**Task goal**
Each entry that appears below should be restated exactly as it is.

Interface dataset entries

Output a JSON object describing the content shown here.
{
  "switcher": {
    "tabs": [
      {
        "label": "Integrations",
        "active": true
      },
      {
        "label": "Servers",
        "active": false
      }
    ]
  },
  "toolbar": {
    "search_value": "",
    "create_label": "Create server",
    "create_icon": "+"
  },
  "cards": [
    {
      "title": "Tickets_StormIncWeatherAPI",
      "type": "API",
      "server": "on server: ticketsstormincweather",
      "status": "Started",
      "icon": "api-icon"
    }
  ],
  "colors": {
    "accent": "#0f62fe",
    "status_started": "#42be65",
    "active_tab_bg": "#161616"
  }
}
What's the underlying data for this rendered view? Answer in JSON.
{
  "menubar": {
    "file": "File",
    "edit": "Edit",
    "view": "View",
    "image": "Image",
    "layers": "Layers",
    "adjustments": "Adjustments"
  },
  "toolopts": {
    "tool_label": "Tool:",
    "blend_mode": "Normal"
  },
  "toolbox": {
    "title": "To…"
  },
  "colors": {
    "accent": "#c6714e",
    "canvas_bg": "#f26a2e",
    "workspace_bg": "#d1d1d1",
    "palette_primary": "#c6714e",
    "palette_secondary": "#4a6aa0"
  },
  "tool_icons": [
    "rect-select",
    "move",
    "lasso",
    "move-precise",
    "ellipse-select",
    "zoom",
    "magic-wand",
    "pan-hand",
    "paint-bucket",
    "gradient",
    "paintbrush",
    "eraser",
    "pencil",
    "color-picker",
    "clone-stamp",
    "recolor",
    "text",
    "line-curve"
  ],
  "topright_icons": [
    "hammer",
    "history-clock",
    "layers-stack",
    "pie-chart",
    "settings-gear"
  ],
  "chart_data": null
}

**Response below**
Output a JSON object describing the content shown here.
{
  "switcher": {
    "tabs": [
      {
        "label": "Integrations",
        "active": true
      },
      {
        "label": "Servers",
        "active": false
      }
    ]
  },
  "toolbar": {
    "search_value": "",
    "create_label": "Create server",
    "create_icon": "+"
  },
  "cards": [
    {
      "title": "Tickets_StormIncWeatherAPI",
      "type": "API",
      "server": "on server: ticketsstormincweather",
      "status": "Started",
      "icon": "api-icon"
    }
  ],
  "colors": {
    "accent": "#0f62fe",
    "status_started": "#42be65",
    "active_tab_bg": "#161616"
  }
}
What's the underlying data for this rendered view? Answer in JSON.
{
  "menubar": {
    "file": "File",
    "edit": "Edit",
    "view": "View",
    "image": "Image",
    "layers": "Layers",
    "adjustments": "Adjustments"
  },
  "toolopts": {
    "tool_label": "Tool:",
    "blend_mode": "Normal"
  },
  "toolbox": {
    "title": "To…"
  },
  "colors": {
    "accent": "#c6714e",
    "canvas_bg": "#f26a2e",
    "workspace_bg": "#d1d1d1",
    "palette_primary": "#c6714e",
    "palette_secondary": "#4a6aa0"
  },
  "tool_icons": [
    "rect-select",
    "move",
    "lasso",
    "move-precise",
    "ellipse-select",
    "zoom",
    "magic-wand",
    "pan-hand",
    "paint-bucket",
    "gradient",
    "paintbrush",
    "eraser",
    "pencil",
    "color-picker",
    "clone-stamp",
    "recolor",
    "text",
    "line-curve"
  ],
  "topright_icons": [
    "hammer",
    "history-clock",
    "layers-stack",
    "pie-chart",
    "settings-gear"
  ],
  "chart_data": null
}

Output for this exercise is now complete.